The Phrase "dared To" In Line 45 Emphasizes The Author Belief That
The following passage, first published in 1960, is adapted from an essay in which the author, an anthropologist, discusses his recent visit to a lake.

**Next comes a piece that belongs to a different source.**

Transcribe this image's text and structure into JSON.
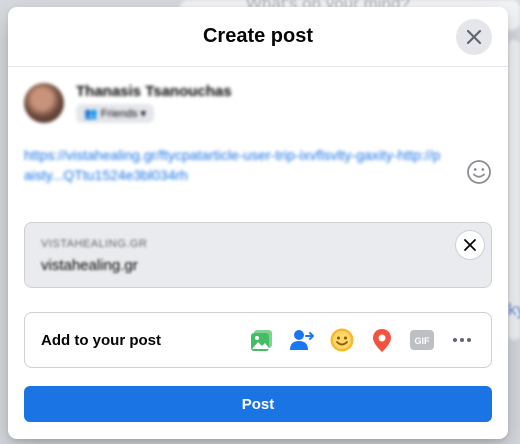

Not long ago I visited a New England lake that has been preempted and civilized by human beings. All day long in the vacation season high-speed motorboats, driven with the reckless abandon, common to the young of our society, speed back and forth. The shores echo to the roar of powerful motors and the delighted screams of young people with uncounted horsepower surging under their hands. If I had had some desire to swim or to canoe in the older ways of the great forest that once lay about this region, either notion would have been folly. I would have been gaily chopped to ribbons by young people whose eyes were always immutably fixed on the far horizons of space, or on the dials, which indicated the speed of their passing. There was another world, I was to discover, along the lake shallows and under the boat dock, where the motors could not come. As I sat there one sunny morning when the water was peculiarly translucent, I saw a dark shape moving swiftly over the bottom. It was the first sign of life I had seen in this lake, whose shores seemed to yield little but washed-in beer cans. By and by the gliding shadow ceased to scurry from stone to stone over the bottom. Unexpectedly, it headed almost directly for me. A furry nose with gray whiskers broke the surface. Below the Whiskers, green water foliage trailed out in an averted Vas long as his body. A muskrat still lived in the lake. He was bringing in his breakfast. I sat very still in the strips of sunlight under the pier. To my surprise, the muskrat came almost to my feet with his little breakfast of greens. He was young, and it rapidly became obvious to me that he was laboring under an illusion of his own, that he thought animals and people were still living in the garden of Eden. He gave me a friendly glance from time to time as he nibbled his greens. Once, even, he went out into the lake again and returned to my feet with more greens. He had not, it seemed, heard very much about people. I shuddered. Only the evening before I had heard my neighbor describe with triumphant enthusiasm how he had killed an rcs muskrat in the garden because the creature had dared to nibble his petunias. On this pleasant shore, a war existed and would go on until nothing remained but human beings. Yet this creature with the gray, appealing face wanted very little a strip of shore to coast up and down, sunlight and moonlight, some weeds from the deep water. He was an edge-of-the-world dweller, caught between a vanishing forest and a deep lake preempted by unpredictable machines full of chopping blades. He eyed me nearsightedly, a green leaf poised in his mouth. Plainly he had come with some poorly instructed memory about the lion and the lamb."You had better run away now," I said softly, making no movement in the shafts of light. "You are in the wrong universe and must not make this mistake again. I am really a very terrible and cunning beast. I can throw stones." With this, I dropped a little pebble at his feet. He looked at me half blindly, with eyes much better adjusted to the wavering shadows of his lake bottom than to sight in the open air. He made almost as if to take the pebble up into his forepaws. Then a thought seemed to cross his mind: perhaps, after all, this was not Eden. His nose switched carefully; he edged toward the water. As he vanished in an oncoming wave, there went with him a natural world, distinct from the world of young people and motorboats... It was a world of sunlight he had taken down into the water weeds. It hovered there, waiting for my disappearance.
The phrase "dared to" in line 45 emphasizes the author belief that
(A) the muskrat was dangerous
(B) the muskrat was insolent
(C) humans will eventually destroy all life in the lake
(D) the neighbors behavior was uncalled for
(E) the author felt intimidated by his neighbor